§ **Aim of the task**: Return all lines of the data in which the string "down" occurs.

§ **Data provided**:
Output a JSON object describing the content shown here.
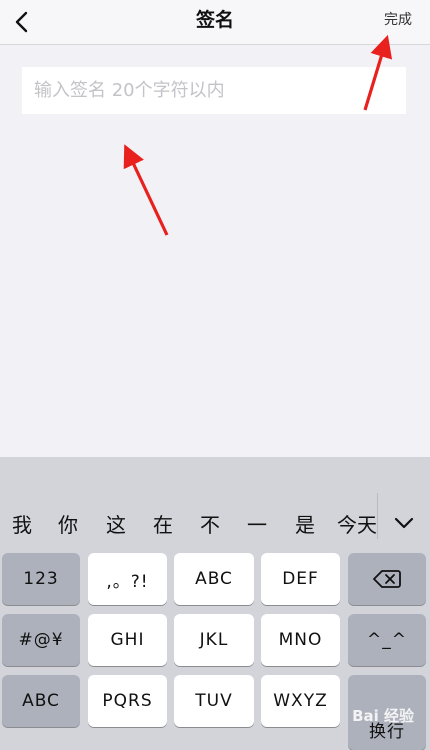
{
  "nav": {
    "title": "签名",
    "done_label": "完成"
  },
  "signature": {
    "placeholder": "输入签名 20个字符以内",
    "value": ""
  },
  "keyboard": {
    "candidates": [
      "我",
      "你",
      "这",
      "在",
      "不",
      "一",
      "是",
      "今天"
    ],
    "keys": {
      "num": "123",
      "punct": ",。?!",
      "abc": "ABC",
      "def": "DEF",
      "symbols": "#@¥",
      "ghi": "GHI",
      "jkl": "JKL",
      "mno": "MNO",
      "emoticon": "^_^",
      "abc_mode": "ABC",
      "pqrs": "PQRS",
      "tuv": "TUV",
      "wxyz": "WXYZ",
      "return": "换行"
    }
  },
  "watermark": "Bai 经验",
  "colors": {
    "arrow": "#e8201e",
    "background": "#f2f1f6",
    "keyboard": "#d2d4da"
  },
  "icons": [
    "chevron-left-icon",
    "chevron-down-icon",
    "delete-backspace-icon"
  ]
}
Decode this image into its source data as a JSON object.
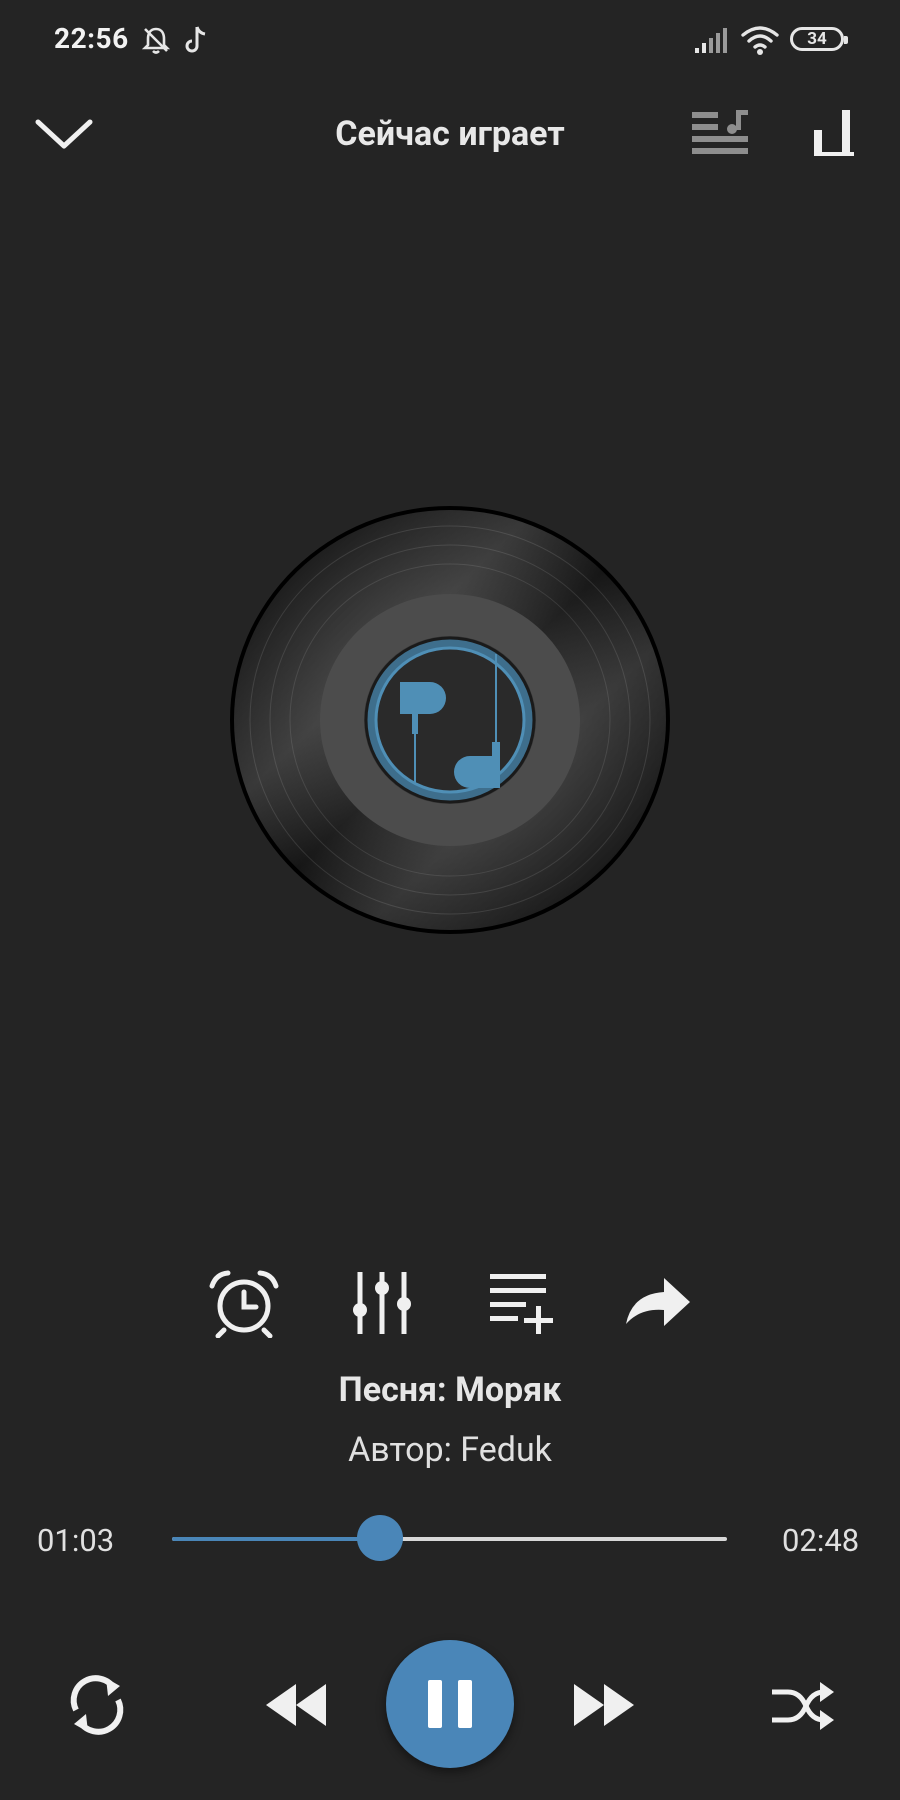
{
  "status_bar": {
    "time": "22:56",
    "battery": "34",
    "icons": [
      "muted-bell-icon",
      "tiktok-icon",
      "signal-icon",
      "wifi-icon",
      "battery-icon"
    ]
  },
  "toolbar": {
    "title": "Сейчас играет",
    "icons": [
      "chevron-down-icon",
      "playlist-icon",
      "equalizer-bars-icon"
    ]
  },
  "album_art": {
    "icon": "earphones-icon"
  },
  "actions": [
    "alarm-clock-icon",
    "equalizer-sliders-icon",
    "add-to-playlist-icon",
    "share-icon"
  ],
  "song": {
    "title": "Песня: Моряк",
    "author": "Автор: Feduk"
  },
  "progress": {
    "elapsed": "01:03",
    "total": "02:48",
    "fraction": 0.375
  },
  "controls": {
    "state": "playing",
    "icons": [
      "repeat-icon",
      "rewind-icon",
      "pause-icon",
      "fast-forward-icon",
      "shuffle-icon"
    ]
  },
  "colors": {
    "background": "#242424",
    "accent": "#4a86b8",
    "text": "#e6e6e6"
  }
}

§ **Task response**:
    "chevron-down-icon",
      "chevron-down-icon",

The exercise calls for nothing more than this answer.